* [Exercise data]:
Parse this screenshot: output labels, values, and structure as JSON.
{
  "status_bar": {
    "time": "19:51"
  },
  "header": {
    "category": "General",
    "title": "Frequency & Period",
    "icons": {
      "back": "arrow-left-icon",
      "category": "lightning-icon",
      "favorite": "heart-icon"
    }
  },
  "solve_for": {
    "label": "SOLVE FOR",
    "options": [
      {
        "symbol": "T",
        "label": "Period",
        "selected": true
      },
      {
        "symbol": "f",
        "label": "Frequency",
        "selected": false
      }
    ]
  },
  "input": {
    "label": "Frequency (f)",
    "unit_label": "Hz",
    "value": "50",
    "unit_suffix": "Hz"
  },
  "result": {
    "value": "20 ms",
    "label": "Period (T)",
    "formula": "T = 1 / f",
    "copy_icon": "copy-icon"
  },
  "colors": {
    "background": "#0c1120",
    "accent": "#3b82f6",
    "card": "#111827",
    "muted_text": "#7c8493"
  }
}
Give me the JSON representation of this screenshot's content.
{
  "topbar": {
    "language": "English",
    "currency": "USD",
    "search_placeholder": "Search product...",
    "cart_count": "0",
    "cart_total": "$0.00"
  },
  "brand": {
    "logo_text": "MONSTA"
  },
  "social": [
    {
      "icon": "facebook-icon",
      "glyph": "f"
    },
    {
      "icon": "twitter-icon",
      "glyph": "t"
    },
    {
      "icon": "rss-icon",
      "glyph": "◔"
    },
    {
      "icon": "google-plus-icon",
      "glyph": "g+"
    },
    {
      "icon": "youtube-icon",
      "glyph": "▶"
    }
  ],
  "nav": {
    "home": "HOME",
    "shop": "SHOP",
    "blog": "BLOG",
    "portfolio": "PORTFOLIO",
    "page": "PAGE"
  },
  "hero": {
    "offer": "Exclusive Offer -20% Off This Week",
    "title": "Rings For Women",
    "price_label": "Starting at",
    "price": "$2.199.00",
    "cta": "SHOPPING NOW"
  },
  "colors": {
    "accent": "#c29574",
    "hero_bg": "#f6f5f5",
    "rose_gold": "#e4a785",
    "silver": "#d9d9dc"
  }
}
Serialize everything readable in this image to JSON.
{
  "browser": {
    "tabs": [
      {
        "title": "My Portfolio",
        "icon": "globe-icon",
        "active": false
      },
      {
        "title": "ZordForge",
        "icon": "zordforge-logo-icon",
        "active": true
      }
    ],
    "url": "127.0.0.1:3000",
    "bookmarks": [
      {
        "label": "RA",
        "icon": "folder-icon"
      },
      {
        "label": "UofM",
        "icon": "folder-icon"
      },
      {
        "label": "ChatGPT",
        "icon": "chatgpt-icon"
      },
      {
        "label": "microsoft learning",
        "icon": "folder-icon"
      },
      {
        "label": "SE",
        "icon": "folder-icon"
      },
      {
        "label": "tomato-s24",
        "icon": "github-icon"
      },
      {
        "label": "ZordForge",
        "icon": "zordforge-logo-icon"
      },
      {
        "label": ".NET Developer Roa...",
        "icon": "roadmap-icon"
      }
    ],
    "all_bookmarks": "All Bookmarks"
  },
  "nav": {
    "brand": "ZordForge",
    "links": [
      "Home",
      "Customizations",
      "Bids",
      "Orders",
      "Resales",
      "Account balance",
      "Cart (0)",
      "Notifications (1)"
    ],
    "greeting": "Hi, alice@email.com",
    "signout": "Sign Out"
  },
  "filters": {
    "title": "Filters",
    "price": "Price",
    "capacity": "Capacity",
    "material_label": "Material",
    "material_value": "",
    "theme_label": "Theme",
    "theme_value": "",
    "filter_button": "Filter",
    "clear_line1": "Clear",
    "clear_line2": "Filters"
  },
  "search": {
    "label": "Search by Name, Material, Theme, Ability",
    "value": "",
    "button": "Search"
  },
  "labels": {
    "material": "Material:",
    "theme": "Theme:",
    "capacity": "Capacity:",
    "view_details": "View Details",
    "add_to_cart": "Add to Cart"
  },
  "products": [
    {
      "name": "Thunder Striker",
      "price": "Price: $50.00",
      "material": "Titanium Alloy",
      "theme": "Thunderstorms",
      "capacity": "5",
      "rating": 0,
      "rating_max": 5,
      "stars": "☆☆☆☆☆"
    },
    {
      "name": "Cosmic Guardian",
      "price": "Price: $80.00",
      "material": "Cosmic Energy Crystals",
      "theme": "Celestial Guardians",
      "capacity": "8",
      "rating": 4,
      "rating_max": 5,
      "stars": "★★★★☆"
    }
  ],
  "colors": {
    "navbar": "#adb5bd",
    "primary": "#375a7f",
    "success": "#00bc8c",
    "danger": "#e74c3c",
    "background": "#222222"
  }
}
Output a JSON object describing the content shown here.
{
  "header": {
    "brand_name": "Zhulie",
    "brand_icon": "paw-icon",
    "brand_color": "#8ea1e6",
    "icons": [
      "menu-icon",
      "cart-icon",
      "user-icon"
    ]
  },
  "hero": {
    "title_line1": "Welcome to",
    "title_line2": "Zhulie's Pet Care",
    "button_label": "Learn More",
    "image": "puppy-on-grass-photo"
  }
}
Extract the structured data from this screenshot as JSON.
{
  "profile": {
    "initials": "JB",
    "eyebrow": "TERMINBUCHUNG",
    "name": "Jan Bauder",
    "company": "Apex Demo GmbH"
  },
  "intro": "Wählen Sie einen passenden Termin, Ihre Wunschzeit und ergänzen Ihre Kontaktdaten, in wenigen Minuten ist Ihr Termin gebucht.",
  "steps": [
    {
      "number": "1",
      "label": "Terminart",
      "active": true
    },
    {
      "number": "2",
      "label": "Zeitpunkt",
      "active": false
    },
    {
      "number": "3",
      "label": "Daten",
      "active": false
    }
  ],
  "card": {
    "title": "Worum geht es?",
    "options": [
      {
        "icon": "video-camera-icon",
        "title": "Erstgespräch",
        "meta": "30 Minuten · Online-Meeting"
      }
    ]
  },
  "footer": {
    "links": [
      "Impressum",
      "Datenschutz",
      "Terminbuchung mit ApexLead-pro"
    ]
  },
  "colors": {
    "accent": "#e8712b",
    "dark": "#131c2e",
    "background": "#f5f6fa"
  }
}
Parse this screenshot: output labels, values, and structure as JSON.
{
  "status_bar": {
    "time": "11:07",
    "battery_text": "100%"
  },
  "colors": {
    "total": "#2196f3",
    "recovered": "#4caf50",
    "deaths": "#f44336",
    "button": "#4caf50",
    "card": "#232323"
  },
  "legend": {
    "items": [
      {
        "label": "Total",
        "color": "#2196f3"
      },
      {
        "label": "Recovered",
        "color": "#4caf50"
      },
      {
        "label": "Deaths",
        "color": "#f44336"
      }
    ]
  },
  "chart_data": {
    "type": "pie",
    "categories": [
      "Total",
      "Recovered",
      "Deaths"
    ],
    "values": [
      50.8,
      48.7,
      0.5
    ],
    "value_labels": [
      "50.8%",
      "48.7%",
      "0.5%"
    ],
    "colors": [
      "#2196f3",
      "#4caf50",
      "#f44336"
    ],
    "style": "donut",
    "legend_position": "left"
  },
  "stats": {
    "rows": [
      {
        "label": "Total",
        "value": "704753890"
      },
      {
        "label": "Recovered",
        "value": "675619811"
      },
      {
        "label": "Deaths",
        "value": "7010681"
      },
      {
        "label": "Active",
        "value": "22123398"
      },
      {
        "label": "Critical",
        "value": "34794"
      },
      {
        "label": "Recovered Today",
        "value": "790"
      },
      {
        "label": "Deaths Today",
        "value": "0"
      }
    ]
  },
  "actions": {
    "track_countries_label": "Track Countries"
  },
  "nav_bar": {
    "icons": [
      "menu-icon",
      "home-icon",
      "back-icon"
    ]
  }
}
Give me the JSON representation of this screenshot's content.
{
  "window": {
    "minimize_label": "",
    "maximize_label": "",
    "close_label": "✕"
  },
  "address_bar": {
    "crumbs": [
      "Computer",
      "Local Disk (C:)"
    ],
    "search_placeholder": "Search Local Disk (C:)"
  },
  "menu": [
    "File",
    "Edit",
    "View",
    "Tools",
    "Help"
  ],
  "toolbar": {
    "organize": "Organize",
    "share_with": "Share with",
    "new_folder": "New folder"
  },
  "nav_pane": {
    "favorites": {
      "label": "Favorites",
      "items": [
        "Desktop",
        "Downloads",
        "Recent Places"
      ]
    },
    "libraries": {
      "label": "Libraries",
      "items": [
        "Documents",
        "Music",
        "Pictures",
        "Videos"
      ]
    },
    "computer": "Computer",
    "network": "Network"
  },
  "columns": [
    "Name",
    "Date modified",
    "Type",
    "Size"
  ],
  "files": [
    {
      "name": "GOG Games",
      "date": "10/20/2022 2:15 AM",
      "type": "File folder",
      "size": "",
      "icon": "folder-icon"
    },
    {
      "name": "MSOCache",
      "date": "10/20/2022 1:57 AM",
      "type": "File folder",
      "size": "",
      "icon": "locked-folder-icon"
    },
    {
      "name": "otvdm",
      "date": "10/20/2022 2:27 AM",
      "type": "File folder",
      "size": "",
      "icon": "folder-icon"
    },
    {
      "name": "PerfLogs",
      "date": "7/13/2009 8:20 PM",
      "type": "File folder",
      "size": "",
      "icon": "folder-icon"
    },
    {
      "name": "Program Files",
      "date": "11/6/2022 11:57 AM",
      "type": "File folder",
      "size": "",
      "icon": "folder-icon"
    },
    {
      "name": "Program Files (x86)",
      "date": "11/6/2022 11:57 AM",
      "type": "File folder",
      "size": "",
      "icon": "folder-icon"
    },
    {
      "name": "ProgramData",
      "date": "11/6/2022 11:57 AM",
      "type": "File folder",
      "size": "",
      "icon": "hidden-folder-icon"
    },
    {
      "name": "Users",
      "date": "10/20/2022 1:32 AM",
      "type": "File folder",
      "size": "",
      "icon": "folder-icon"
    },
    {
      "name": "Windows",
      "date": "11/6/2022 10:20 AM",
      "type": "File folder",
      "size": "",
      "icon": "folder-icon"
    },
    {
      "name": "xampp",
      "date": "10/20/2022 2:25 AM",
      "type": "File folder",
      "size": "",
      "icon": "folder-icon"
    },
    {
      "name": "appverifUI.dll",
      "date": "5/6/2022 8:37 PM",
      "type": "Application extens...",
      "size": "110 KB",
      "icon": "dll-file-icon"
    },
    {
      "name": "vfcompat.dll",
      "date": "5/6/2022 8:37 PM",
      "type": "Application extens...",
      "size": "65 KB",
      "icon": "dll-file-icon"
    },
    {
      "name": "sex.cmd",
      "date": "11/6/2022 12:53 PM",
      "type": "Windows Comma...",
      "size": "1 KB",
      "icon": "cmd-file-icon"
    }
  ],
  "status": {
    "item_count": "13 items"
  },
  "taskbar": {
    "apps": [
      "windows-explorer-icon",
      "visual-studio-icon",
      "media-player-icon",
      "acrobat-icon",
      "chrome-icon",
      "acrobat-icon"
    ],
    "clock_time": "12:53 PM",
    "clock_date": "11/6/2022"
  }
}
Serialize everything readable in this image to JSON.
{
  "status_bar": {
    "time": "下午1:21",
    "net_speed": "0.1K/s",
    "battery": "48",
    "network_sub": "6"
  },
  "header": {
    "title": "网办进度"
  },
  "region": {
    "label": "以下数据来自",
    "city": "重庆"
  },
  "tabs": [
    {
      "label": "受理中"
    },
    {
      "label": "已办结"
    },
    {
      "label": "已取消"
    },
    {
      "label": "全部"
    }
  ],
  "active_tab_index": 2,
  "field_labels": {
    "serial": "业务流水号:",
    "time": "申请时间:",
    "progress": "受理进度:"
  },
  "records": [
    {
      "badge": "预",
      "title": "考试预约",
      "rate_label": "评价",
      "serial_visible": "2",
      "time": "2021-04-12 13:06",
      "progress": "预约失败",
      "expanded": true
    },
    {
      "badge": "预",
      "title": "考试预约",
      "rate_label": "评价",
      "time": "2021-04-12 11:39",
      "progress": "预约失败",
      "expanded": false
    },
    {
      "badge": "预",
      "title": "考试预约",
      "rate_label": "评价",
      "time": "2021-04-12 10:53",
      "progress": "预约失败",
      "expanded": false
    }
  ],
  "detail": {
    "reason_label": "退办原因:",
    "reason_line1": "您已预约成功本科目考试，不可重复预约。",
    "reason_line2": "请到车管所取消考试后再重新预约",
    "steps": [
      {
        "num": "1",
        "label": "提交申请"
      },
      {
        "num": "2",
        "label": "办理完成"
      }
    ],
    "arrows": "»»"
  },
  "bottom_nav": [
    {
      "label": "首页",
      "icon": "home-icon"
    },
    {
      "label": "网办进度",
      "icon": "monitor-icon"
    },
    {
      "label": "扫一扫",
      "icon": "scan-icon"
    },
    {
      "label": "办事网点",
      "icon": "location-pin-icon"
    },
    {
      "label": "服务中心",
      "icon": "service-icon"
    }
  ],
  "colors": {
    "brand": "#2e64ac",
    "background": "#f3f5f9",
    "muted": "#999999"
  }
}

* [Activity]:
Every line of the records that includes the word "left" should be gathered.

* [Task output]:
      "back": "arrow-left-icon",
    "legend_position": "left"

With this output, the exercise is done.